(Exercise requirements)
Up to the line containing "Transcribe this image's", nothing is kept; from that line through the end of the data below, output every line exactly.

(Stored dataset items)
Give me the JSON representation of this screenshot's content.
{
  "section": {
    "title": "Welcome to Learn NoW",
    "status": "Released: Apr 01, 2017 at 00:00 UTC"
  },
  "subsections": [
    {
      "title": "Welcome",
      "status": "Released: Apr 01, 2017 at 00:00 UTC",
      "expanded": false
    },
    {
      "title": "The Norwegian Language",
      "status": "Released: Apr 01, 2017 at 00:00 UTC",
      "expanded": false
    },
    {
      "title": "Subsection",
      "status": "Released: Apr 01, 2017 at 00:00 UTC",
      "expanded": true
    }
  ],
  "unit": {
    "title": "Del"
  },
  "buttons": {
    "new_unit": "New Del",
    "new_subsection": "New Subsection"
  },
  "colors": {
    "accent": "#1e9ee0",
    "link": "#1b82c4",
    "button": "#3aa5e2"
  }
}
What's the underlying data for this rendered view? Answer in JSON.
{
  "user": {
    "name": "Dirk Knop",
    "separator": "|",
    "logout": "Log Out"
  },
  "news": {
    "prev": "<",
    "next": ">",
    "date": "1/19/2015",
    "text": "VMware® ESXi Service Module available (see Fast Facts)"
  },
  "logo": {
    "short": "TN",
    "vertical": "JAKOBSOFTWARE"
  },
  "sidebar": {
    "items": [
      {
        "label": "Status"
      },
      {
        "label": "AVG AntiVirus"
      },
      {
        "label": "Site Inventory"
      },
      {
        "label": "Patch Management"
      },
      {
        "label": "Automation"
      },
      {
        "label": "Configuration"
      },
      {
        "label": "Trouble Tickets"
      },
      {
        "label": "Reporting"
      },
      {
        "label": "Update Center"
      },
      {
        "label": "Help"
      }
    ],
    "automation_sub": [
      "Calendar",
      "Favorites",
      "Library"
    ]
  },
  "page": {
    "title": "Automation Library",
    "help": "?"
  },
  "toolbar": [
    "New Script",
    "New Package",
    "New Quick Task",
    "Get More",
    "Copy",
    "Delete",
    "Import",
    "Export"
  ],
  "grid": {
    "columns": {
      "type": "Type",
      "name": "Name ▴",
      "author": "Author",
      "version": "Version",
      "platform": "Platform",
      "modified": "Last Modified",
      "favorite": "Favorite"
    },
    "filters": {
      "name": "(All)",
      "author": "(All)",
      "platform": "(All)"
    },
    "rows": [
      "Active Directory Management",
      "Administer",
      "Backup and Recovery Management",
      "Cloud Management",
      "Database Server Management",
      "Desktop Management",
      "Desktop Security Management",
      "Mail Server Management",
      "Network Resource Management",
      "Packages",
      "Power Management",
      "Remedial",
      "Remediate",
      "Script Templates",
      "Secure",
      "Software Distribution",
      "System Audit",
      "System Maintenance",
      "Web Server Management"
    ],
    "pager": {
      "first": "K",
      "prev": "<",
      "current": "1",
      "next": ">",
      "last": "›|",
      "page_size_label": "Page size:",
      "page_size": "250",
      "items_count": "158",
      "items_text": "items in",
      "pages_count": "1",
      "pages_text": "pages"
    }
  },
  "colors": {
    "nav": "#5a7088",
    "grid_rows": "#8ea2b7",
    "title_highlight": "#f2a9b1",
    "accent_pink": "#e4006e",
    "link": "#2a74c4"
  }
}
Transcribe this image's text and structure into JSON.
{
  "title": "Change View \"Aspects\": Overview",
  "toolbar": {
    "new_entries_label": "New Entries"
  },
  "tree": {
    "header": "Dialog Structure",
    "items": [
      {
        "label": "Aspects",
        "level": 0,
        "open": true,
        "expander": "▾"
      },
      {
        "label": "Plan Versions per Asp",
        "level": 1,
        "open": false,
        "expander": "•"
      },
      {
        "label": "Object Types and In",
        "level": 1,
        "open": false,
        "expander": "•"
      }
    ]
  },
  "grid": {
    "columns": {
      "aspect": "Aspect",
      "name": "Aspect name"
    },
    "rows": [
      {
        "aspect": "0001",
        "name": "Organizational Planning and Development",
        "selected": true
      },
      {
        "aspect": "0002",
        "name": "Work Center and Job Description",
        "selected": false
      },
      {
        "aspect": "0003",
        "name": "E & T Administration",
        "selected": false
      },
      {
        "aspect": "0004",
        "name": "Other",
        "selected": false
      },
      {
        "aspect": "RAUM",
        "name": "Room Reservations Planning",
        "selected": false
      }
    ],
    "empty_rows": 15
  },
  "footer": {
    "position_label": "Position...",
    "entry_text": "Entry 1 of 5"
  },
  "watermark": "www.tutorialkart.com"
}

(Your solution)
Transcribe this image's text and structure into JSON.
{
  "title": "Change View \"Aspects\": Overview",
  "toolbar": {
    "new_entries_label": "New Entries"
  },
  "tree": {
    "header": "Dialog Structure",
    "items": [
      {
        "label": "Aspects",
        "level": 0,
        "open": true,
        "expander": "▾"
      },
      {
        "label": "Plan Versions per Asp",
        "level": 1,
        "open": false,
        "expander": "•"
      },
      {
        "label": "Object Types and In",
        "level": 1,
        "open": false,
        "expander": "•"
      }
    ]
  },
  "grid": {
    "columns": {
      "aspect": "Aspect",
      "name": "Aspect name"
    },
    "rows": [
      {
        "aspect": "0001",
        "name": "Organizational Planning and Development",
        "selected": true
      },
      {
        "aspect": "0002",
        "name": "Work Center and Job Description",
        "selected": false
      },
      {
        "aspect": "0003",
        "name": "E & T Administration",
        "selected": false
      },
      {
        "aspect": "0004",
        "name": "Other",
        "selected": false
      },
      {
        "aspect": "RAUM",
        "name": "Room Reservations Planning",
        "selected": false
      }
    ],
    "empty_rows": 15
  },
  "footer": {
    "position_label": "Position...",
    "entry_text": "Entry 1 of 5"
  },
  "watermark": "www.tutorialkart.com"
}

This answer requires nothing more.